■ **EXERCISE**
Go through the data and report each line that holds the string "JSON".

■ **GIVEN RECORDS**
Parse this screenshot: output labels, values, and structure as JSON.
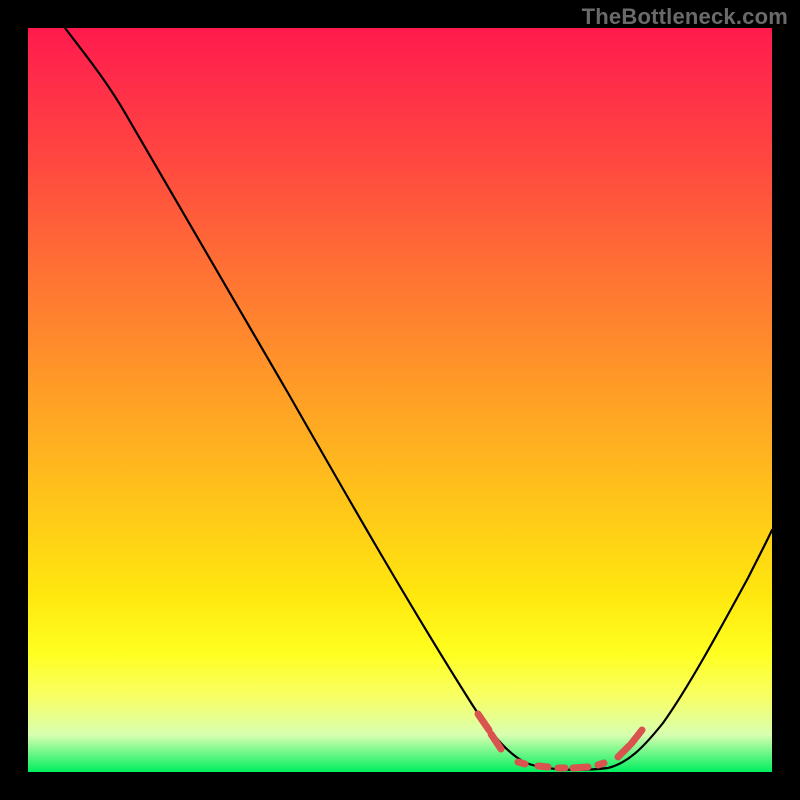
{
  "watermark": "TheBottleneck.com",
  "chart_data": {
    "type": "line",
    "title": "",
    "xlabel": "",
    "ylabel": "",
    "xlim": [
      0,
      100
    ],
    "ylim": [
      0,
      100
    ],
    "series": [
      {
        "name": "curve",
        "x": [
          5,
          10,
          15,
          20,
          25,
          30,
          35,
          40,
          45,
          50,
          55,
          60,
          62,
          65,
          70,
          75,
          78,
          82,
          86,
          90,
          94,
          100
        ],
        "values": [
          100,
          96,
          90,
          82,
          74,
          66,
          58,
          50,
          42,
          33,
          24,
          15,
          11,
          6,
          2,
          1,
          1,
          1,
          4,
          10,
          18,
          32
        ]
      }
    ],
    "highlight_range_x": [
      62,
      78
    ],
    "gradient_stops": [
      {
        "pos": 0,
        "color": "#ff1a4d"
      },
      {
        "pos": 42,
        "color": "#ff8a2c"
      },
      {
        "pos": 84,
        "color": "#ffff20"
      },
      {
        "pos": 100,
        "color": "#00ef5e"
      }
    ]
  }
}
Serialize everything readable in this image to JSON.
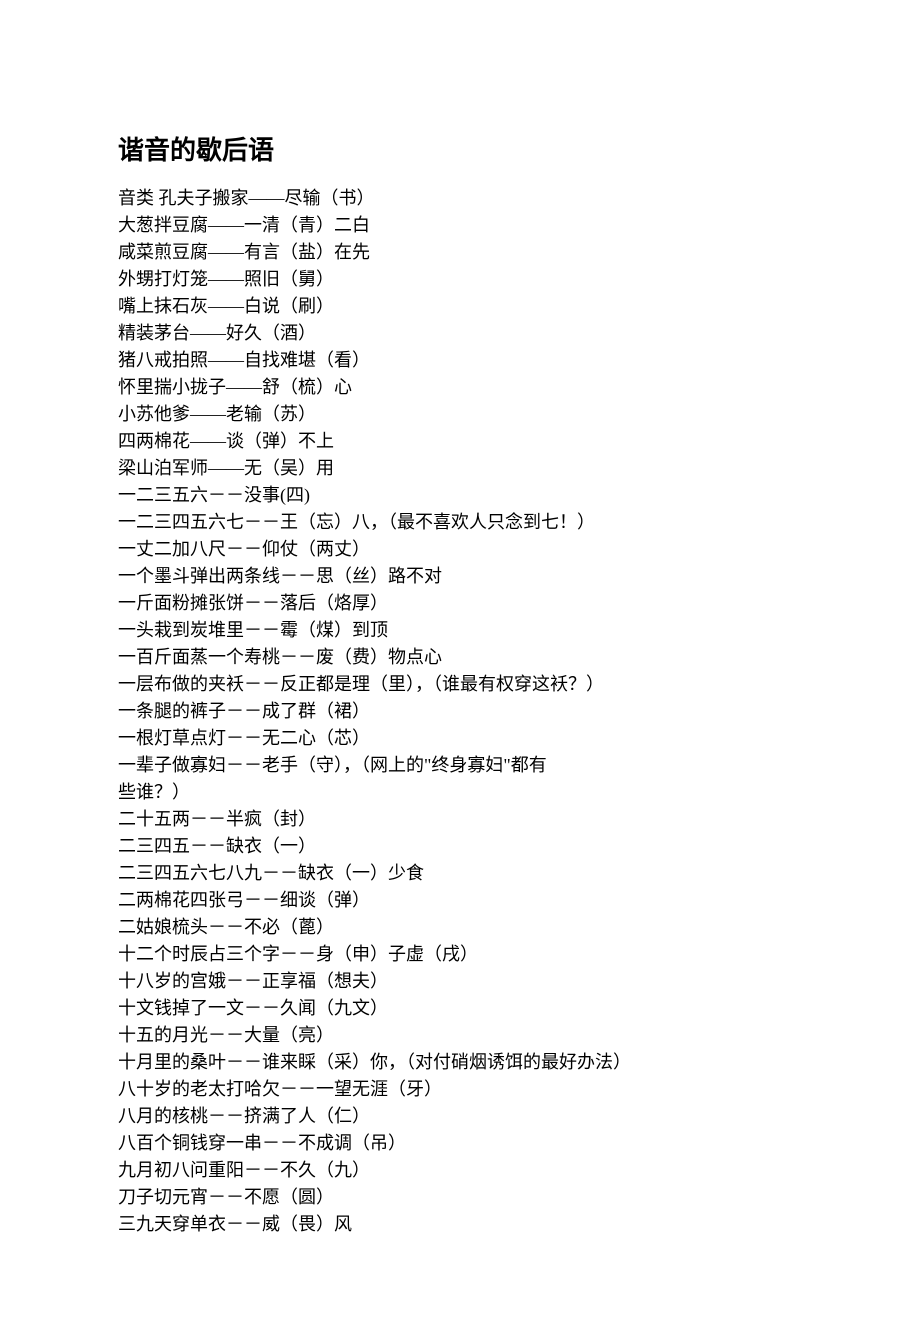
{
  "title": "谐音的歇后语",
  "lines": [
    "音类 孔夫子搬家——尽输（书）",
    "大葱拌豆腐——一清（青）二白",
    "咸菜煎豆腐——有言（盐）在先",
    "外甥打灯笼——照旧（舅）",
    "嘴上抹石灰——白说（刷）",
    "精装茅台——好久（酒）",
    "猪八戒拍照——自找难堪（看）",
    "怀里揣小拢子——舒（梳）心",
    "小苏他爹——老输（苏）",
    "四两棉花——谈（弹）不上",
    "梁山泊军师——无（吴）用",
    "一二三五六－－没事(四)",
    "一二三四五六七－－王（忘）八，（最不喜欢人只念到七！）",
    "一丈二加八尺－－仰仗（两丈）",
    "一个墨斗弹出两条线－－思（丝）路不对",
    "一斤面粉摊张饼－－落后（烙厚）",
    "一头栽到炭堆里－－霉（煤）到顶",
    "一百斤面蒸一个寿桃－－废（费）物点心",
    "一层布做的夹袄－－反正都是理（里），（谁最有权穿这袄？）",
    "一条腿的裤子－－成了群（裙）",
    "一根灯草点灯－－无二心（芯）",
    "一辈子做寡妇－－老手（守），（网上的\"终身寡妇\"都有",
    "些谁？）",
    "二十五两－－半疯（封）",
    "二三四五－－缺衣（一）",
    "二三四五六七八九－－缺衣（一）少食",
    "二两棉花四张弓－－细谈（弹）",
    "二姑娘梳头－－不必（蓖）",
    "十二个时辰占三个字－－身（申）子虚（戌）",
    "十八岁的宫娥－－正享福（想夫）",
    "十文钱掉了一文－－久闻（九文）",
    "十五的月光－－大量（亮）",
    "十月里的桑叶－－谁来睬（采）你，（对付硝烟诱饵的最好办法）",
    "八十岁的老太打哈欠－－一望无涯（牙）",
    "八月的核桃－－挤满了人（仁）",
    "八百个铜钱穿一串－－不成调（吊）",
    "九月初八问重阳－－不久（九）",
    "刀子切元宵－－不愿（圆）",
    "三九天穿单衣－－威（畏）风"
  ]
}
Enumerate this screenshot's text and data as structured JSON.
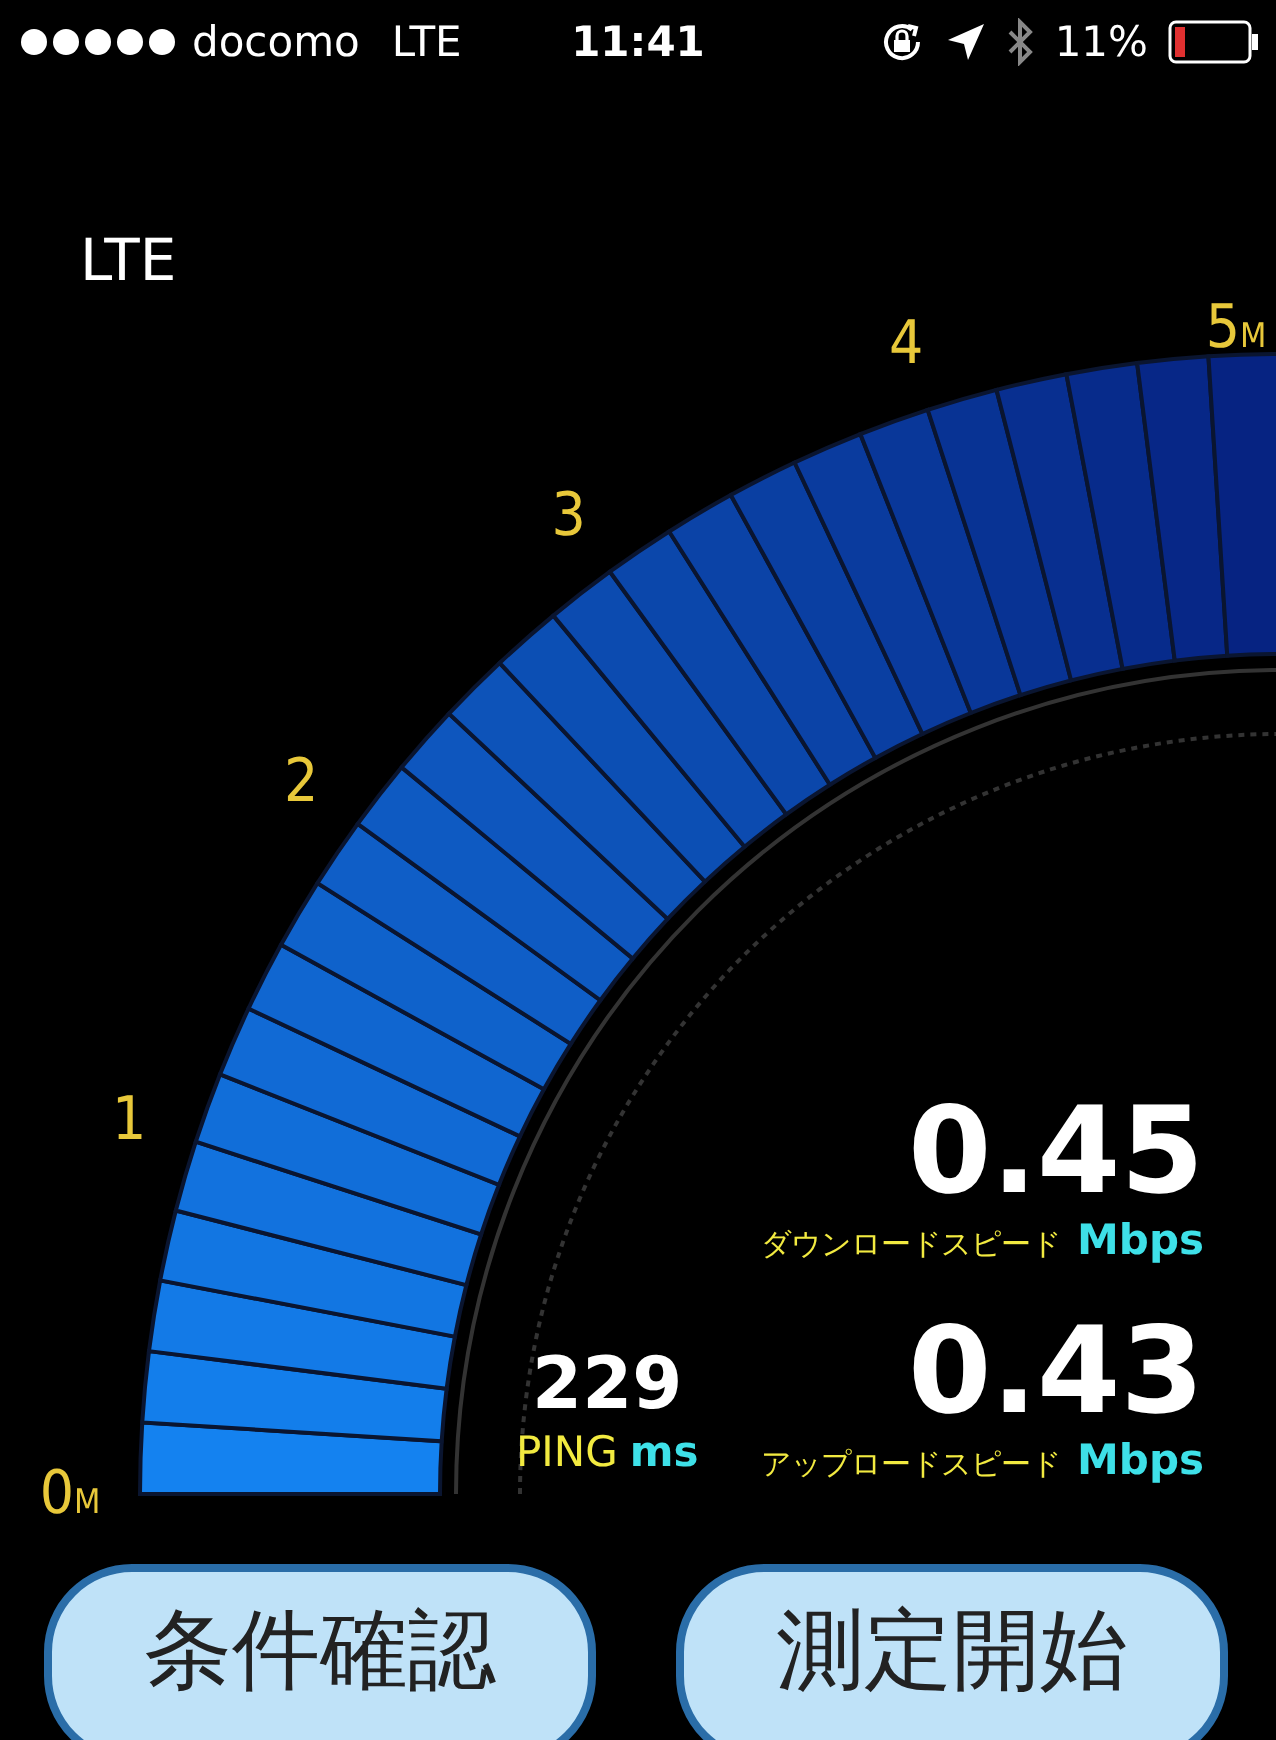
{
  "status_bar": {
    "carrier": "docomo",
    "network": "LTE",
    "time": "11:41",
    "battery_percent": "11%"
  },
  "connection_type": "LTE",
  "gauge": {
    "ticks": [
      {
        "number": "0",
        "unit": "M"
      },
      {
        "number": "1"
      },
      {
        "number": "2"
      },
      {
        "number": "3"
      },
      {
        "number": "4"
      },
      {
        "number": "5",
        "unit": "M"
      }
    ]
  },
  "readings": {
    "download": {
      "value": "0.45",
      "label": "ダウンロードスピード",
      "unit": "Mbps"
    },
    "upload": {
      "value": "0.43",
      "label": "アップロードスピード",
      "unit": "Mbps"
    },
    "ping": {
      "value": "229",
      "label": "PING",
      "unit": "ms"
    }
  },
  "buttons": [
    {
      "label": "条件確認"
    },
    {
      "label": "測定開始"
    }
  ]
}
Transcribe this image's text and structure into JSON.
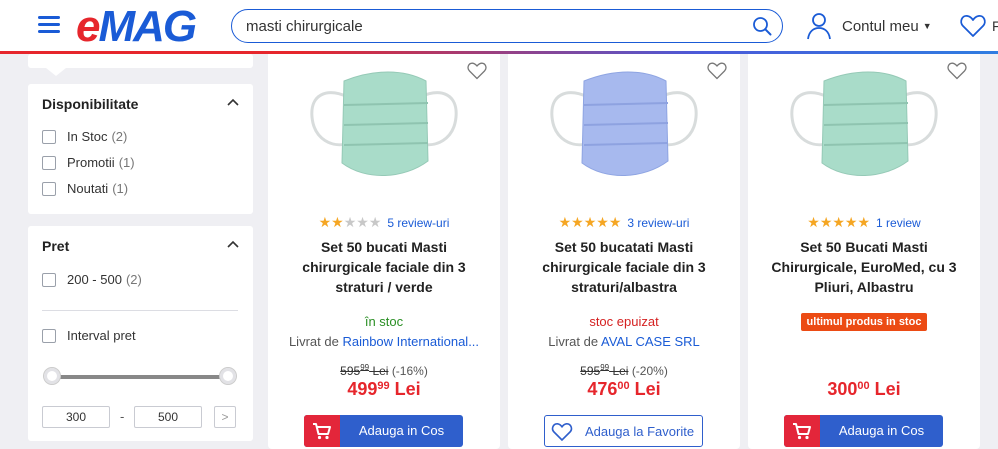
{
  "header": {
    "logo_e": "e",
    "logo_rest": "MAG",
    "search_value": "masti chirurgicale",
    "account_label": "Contul meu",
    "favorites_label_partial": "F"
  },
  "sidebar": {
    "availability": {
      "title": "Disponibilitate",
      "options": [
        {
          "label": "In Stoc",
          "count": "(2)"
        },
        {
          "label": "Promotii",
          "count": "(1)"
        },
        {
          "label": "Noutati",
          "count": "(1)"
        }
      ]
    },
    "price": {
      "title": "Pret",
      "options": [
        {
          "label": "200 - 500",
          "count": "(2)"
        }
      ],
      "interval_label": "Interval pret",
      "min_value": "300",
      "max_value": "500",
      "dash": "-"
    }
  },
  "products": [
    {
      "rating": 2,
      "reviews": "5 review-uri",
      "title": "Set 50 bucati Masti chirurgicale faciale din 3 straturi / verde",
      "stock": "în stoc",
      "seller_prefix": "Livrat de",
      "seller": "Rainbow International...",
      "old_price_int": "595",
      "old_price_dec": "99",
      "old_price_cur": "Lei",
      "discount": "(-16%)",
      "price_int": "499",
      "price_dec": "99",
      "price_cur": "Lei",
      "button": "Adauga in Cos",
      "mask_color": "#a9dcc9"
    },
    {
      "rating": 5,
      "reviews": "3 review-uri",
      "title": "Set 50 bucatati Masti chirurgicale faciale din 3 straturi/albastra",
      "stock": "stoc epuizat",
      "seller_prefix": "Livrat de",
      "seller": "AVAL CASE SRL",
      "old_price_int": "595",
      "old_price_dec": "99",
      "old_price_cur": "Lei",
      "discount": "(-20%)",
      "price_int": "476",
      "price_dec": "00",
      "price_cur": "Lei",
      "button": "Adauga la Favorite",
      "mask_color": "#a7b9ee"
    },
    {
      "rating": 5,
      "reviews": "1 review",
      "title": "Set 50 Bucati Masti Chirurgicale, EuroMed, cu 3 Pliuri, Albastru",
      "badge": "ultimul produs in stoc",
      "price_int": "300",
      "price_dec": "00",
      "price_cur": "Lei",
      "button": "Adauga in Cos",
      "mask_color": "#a9dcc9"
    }
  ],
  "colors": {
    "brand_red": "#e6262c",
    "brand_blue": "#1a5bd6",
    "button_blue": "#2f5fcc",
    "badge_orange": "#ec4b14",
    "star": "#f5a623"
  }
}
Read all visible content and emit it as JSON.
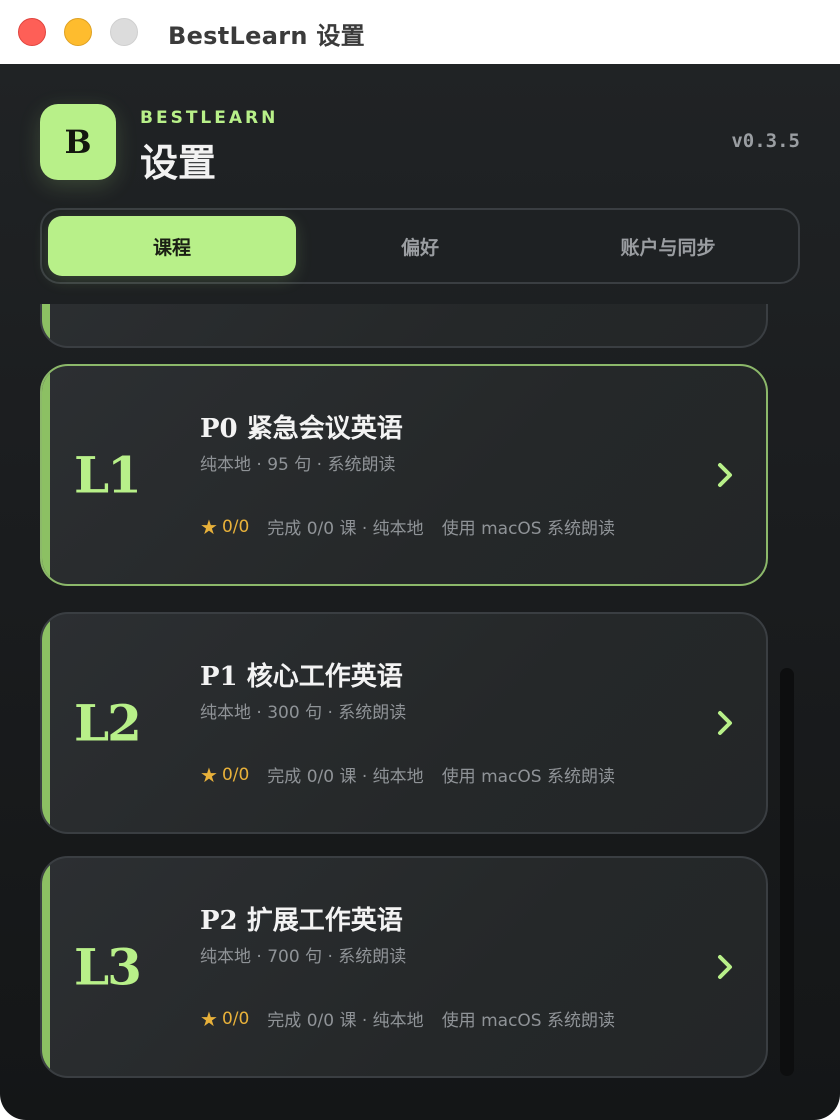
{
  "window": {
    "title": "BestLearn 设置"
  },
  "header": {
    "logo_letter": "B",
    "brand": "BESTLEARN",
    "title": "设置",
    "version": "v0.3.5"
  },
  "tabs": [
    {
      "label": "课程",
      "active": true
    },
    {
      "label": "偏好",
      "active": false
    },
    {
      "label": "账户与同步",
      "active": false
    }
  ],
  "courses": [
    {
      "level": "L1",
      "title": "P0 紧急会议英语",
      "subtitle": "纯本地 · 95 句 · 系统朗读",
      "score": "0/0",
      "progress": "完成 0/0 课 · 纯本地",
      "voice": "使用 macOS 系统朗读"
    },
    {
      "level": "L2",
      "title": "P1 核心工作英语",
      "subtitle": "纯本地 · 300 句 · 系统朗读",
      "score": "0/0",
      "progress": "完成 0/0 课 · 纯本地",
      "voice": "使用 macOS 系统朗读"
    },
    {
      "level": "L3",
      "title": "P2 扩展工作英语",
      "subtitle": "纯本地 · 700 句 · 系统朗读",
      "score": "0/0",
      "progress": "完成 0/0 课 · 纯本地",
      "voice": "使用 macOS 系统朗读"
    }
  ],
  "icons": {
    "star": "star-icon",
    "chevron": "chevron-right-icon"
  },
  "colors": {
    "accent": "#b8f089",
    "star": "#e8b13a",
    "background": "#1b1d1f"
  }
}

■ **YOUR SOLUTION**
Parse this screenshot: output labels, values, and structure as JSON.
Serialize everything readable in this image to JSON.
Enumerate this screenshot's text and data as structured JSON.
Transcribe this image's text and structure into JSON.
Read all visible content and emit it as JSON.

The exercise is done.